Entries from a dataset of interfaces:
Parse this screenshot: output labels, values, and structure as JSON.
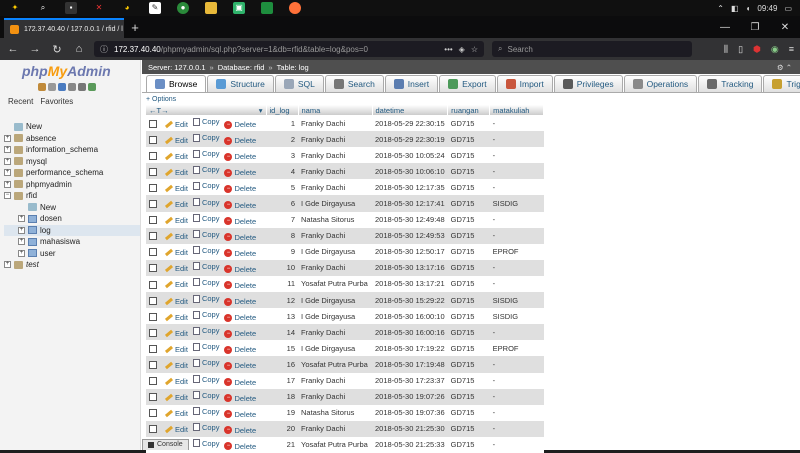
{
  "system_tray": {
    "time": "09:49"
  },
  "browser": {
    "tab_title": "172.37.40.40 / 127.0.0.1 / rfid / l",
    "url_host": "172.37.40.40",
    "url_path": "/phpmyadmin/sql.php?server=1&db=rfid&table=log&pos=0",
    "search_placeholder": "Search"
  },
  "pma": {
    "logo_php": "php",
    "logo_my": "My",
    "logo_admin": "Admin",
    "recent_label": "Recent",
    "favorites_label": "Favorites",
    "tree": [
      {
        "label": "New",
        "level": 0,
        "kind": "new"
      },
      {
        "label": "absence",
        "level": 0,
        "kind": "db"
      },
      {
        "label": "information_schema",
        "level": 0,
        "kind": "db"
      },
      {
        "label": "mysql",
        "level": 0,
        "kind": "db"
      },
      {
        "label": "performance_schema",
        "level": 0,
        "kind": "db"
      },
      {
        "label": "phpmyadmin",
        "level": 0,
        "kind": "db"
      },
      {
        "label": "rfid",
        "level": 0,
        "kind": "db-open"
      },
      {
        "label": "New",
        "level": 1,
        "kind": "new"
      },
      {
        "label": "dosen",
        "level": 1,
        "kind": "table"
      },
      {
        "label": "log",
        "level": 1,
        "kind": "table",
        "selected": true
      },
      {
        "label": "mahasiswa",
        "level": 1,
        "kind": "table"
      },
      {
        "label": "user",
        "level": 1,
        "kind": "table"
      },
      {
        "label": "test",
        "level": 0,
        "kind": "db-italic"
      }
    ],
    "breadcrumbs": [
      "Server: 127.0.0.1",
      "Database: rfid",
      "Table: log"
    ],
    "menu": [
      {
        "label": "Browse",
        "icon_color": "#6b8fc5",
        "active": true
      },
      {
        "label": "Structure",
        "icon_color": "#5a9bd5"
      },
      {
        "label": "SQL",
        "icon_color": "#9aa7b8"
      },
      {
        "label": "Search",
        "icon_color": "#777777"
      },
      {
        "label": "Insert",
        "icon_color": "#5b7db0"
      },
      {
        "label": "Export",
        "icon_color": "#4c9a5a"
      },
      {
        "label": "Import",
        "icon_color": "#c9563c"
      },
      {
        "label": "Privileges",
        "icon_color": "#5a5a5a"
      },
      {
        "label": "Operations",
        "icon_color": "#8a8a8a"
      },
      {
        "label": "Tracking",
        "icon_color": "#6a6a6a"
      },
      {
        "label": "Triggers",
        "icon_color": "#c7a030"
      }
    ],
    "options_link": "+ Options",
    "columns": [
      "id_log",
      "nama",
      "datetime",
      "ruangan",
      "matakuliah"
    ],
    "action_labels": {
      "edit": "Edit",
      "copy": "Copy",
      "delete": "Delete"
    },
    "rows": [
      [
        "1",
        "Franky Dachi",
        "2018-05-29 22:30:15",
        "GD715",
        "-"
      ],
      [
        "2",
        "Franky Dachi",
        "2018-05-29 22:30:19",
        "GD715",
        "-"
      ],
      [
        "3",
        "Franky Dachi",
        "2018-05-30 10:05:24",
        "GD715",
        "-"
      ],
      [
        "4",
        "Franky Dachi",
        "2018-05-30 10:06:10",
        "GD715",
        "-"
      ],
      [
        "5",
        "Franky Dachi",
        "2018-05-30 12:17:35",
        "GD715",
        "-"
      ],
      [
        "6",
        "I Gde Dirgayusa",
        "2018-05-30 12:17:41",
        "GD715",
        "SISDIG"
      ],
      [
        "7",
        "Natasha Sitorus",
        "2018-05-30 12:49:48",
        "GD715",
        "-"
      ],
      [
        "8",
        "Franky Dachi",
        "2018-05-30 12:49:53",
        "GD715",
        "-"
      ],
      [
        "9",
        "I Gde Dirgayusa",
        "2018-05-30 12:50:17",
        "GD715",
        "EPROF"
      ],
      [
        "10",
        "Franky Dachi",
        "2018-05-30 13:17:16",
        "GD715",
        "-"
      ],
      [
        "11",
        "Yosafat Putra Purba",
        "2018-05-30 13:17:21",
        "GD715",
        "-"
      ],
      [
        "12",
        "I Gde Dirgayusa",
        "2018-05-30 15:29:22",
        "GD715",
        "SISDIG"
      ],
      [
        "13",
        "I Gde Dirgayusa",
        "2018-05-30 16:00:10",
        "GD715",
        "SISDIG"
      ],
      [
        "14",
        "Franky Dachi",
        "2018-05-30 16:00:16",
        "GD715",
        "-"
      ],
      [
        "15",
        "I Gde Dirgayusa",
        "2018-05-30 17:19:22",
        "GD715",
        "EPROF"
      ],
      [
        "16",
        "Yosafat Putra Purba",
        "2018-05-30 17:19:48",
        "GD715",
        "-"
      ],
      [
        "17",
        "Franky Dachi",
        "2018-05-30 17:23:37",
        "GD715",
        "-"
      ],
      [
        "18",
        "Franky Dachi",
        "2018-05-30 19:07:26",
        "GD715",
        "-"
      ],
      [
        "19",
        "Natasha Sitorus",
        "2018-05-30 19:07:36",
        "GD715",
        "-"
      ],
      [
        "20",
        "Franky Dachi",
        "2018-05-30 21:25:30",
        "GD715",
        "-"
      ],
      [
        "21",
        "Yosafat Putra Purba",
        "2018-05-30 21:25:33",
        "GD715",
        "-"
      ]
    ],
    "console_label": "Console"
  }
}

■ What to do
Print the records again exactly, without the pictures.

■ Worked solution
Parse this screenshot: output labels, values, and structure as JSON.
{
  "system_tray": {
    "time": "09:49"
  },
  "browser": {
    "tab_title": "172.37.40.40 / 127.0.0.1 / rfid / l",
    "url_host": "172.37.40.40",
    "url_path": "/phpmyadmin/sql.php?server=1&db=rfid&table=log&pos=0",
    "search_placeholder": "Search"
  },
  "pma": {
    "logo_php": "php",
    "logo_my": "My",
    "logo_admin": "Admin",
    "recent_label": "Recent",
    "favorites_label": "Favorites",
    "tree": [
      {
        "label": "New",
        "level": 0,
        "kind": "new"
      },
      {
        "label": "absence",
        "level": 0,
        "kind": "db"
      },
      {
        "label": "information_schema",
        "level": 0,
        "kind": "db"
      },
      {
        "label": "mysql",
        "level": 0,
        "kind": "db"
      },
      {
        "label": "performance_schema",
        "level": 0,
        "kind": "db"
      },
      {
        "label": "phpmyadmin",
        "level": 0,
        "kind": "db"
      },
      {
        "label": "rfid",
        "level": 0,
        "kind": "db-open"
      },
      {
        "label": "New",
        "level": 1,
        "kind": "new"
      },
      {
        "label": "dosen",
        "level": 1,
        "kind": "table"
      },
      {
        "label": "log",
        "level": 1,
        "kind": "table",
        "selected": true
      },
      {
        "label": "mahasiswa",
        "level": 1,
        "kind": "table"
      },
      {
        "label": "user",
        "level": 1,
        "kind": "table"
      },
      {
        "label": "test",
        "level": 0,
        "kind": "db-italic"
      }
    ],
    "breadcrumbs": [
      "Server: 127.0.0.1",
      "Database: rfid",
      "Table: log"
    ],
    "menu": [
      {
        "label": "Browse",
        "icon_color": "#6b8fc5",
        "active": true
      },
      {
        "label": "Structure",
        "icon_color": "#5a9bd5"
      },
      {
        "label": "SQL",
        "icon_color": "#9aa7b8"
      },
      {
        "label": "Search",
        "icon_color": "#777777"
      },
      {
        "label": "Insert",
        "icon_color": "#5b7db0"
      },
      {
        "label": "Export",
        "icon_color": "#4c9a5a"
      },
      {
        "label": "Import",
        "icon_color": "#c9563c"
      },
      {
        "label": "Privileges",
        "icon_color": "#5a5a5a"
      },
      {
        "label": "Operations",
        "icon_color": "#8a8a8a"
      },
      {
        "label": "Tracking",
        "icon_color": "#6a6a6a"
      },
      {
        "label": "Triggers",
        "icon_color": "#c7a030"
      }
    ],
    "options_link": "+ Options",
    "columns": [
      "id_log",
      "nama",
      "datetime",
      "ruangan",
      "matakuliah"
    ],
    "action_labels": {
      "edit": "Edit",
      "copy": "Copy",
      "delete": "Delete"
    },
    "rows": [
      [
        "1",
        "Franky Dachi",
        "2018-05-29 22:30:15",
        "GD715",
        "-"
      ],
      [
        "2",
        "Franky Dachi",
        "2018-05-29 22:30:19",
        "GD715",
        "-"
      ],
      [
        "3",
        "Franky Dachi",
        "2018-05-30 10:05:24",
        "GD715",
        "-"
      ],
      [
        "4",
        "Franky Dachi",
        "2018-05-30 10:06:10",
        "GD715",
        "-"
      ],
      [
        "5",
        "Franky Dachi",
        "2018-05-30 12:17:35",
        "GD715",
        "-"
      ],
      [
        "6",
        "I Gde Dirgayusa",
        "2018-05-30 12:17:41",
        "GD715",
        "SISDIG"
      ],
      [
        "7",
        "Natasha Sitorus",
        "2018-05-30 12:49:48",
        "GD715",
        "-"
      ],
      [
        "8",
        "Franky Dachi",
        "2018-05-30 12:49:53",
        "GD715",
        "-"
      ],
      [
        "9",
        "I Gde Dirgayusa",
        "2018-05-30 12:50:17",
        "GD715",
        "EPROF"
      ],
      [
        "10",
        "Franky Dachi",
        "2018-05-30 13:17:16",
        "GD715",
        "-"
      ],
      [
        "11",
        "Yosafat Putra Purba",
        "2018-05-30 13:17:21",
        "GD715",
        "-"
      ],
      [
        "12",
        "I Gde Dirgayusa",
        "2018-05-30 15:29:22",
        "GD715",
        "SISDIG"
      ],
      [
        "13",
        "I Gde Dirgayusa",
        "2018-05-30 16:00:10",
        "GD715",
        "SISDIG"
      ],
      [
        "14",
        "Franky Dachi",
        "2018-05-30 16:00:16",
        "GD715",
        "-"
      ],
      [
        "15",
        "I Gde Dirgayusa",
        "2018-05-30 17:19:22",
        "GD715",
        "EPROF"
      ],
      [
        "16",
        "Yosafat Putra Purba",
        "2018-05-30 17:19:48",
        "GD715",
        "-"
      ],
      [
        "17",
        "Franky Dachi",
        "2018-05-30 17:23:37",
        "GD715",
        "-"
      ],
      [
        "18",
        "Franky Dachi",
        "2018-05-30 19:07:26",
        "GD715",
        "-"
      ],
      [
        "19",
        "Natasha Sitorus",
        "2018-05-30 19:07:36",
        "GD715",
        "-"
      ],
      [
        "20",
        "Franky Dachi",
        "2018-05-30 21:25:30",
        "GD715",
        "-"
      ],
      [
        "21",
        "Yosafat Putra Purba",
        "2018-05-30 21:25:33",
        "GD715",
        "-"
      ]
    ],
    "console_label": "Console"
  }
}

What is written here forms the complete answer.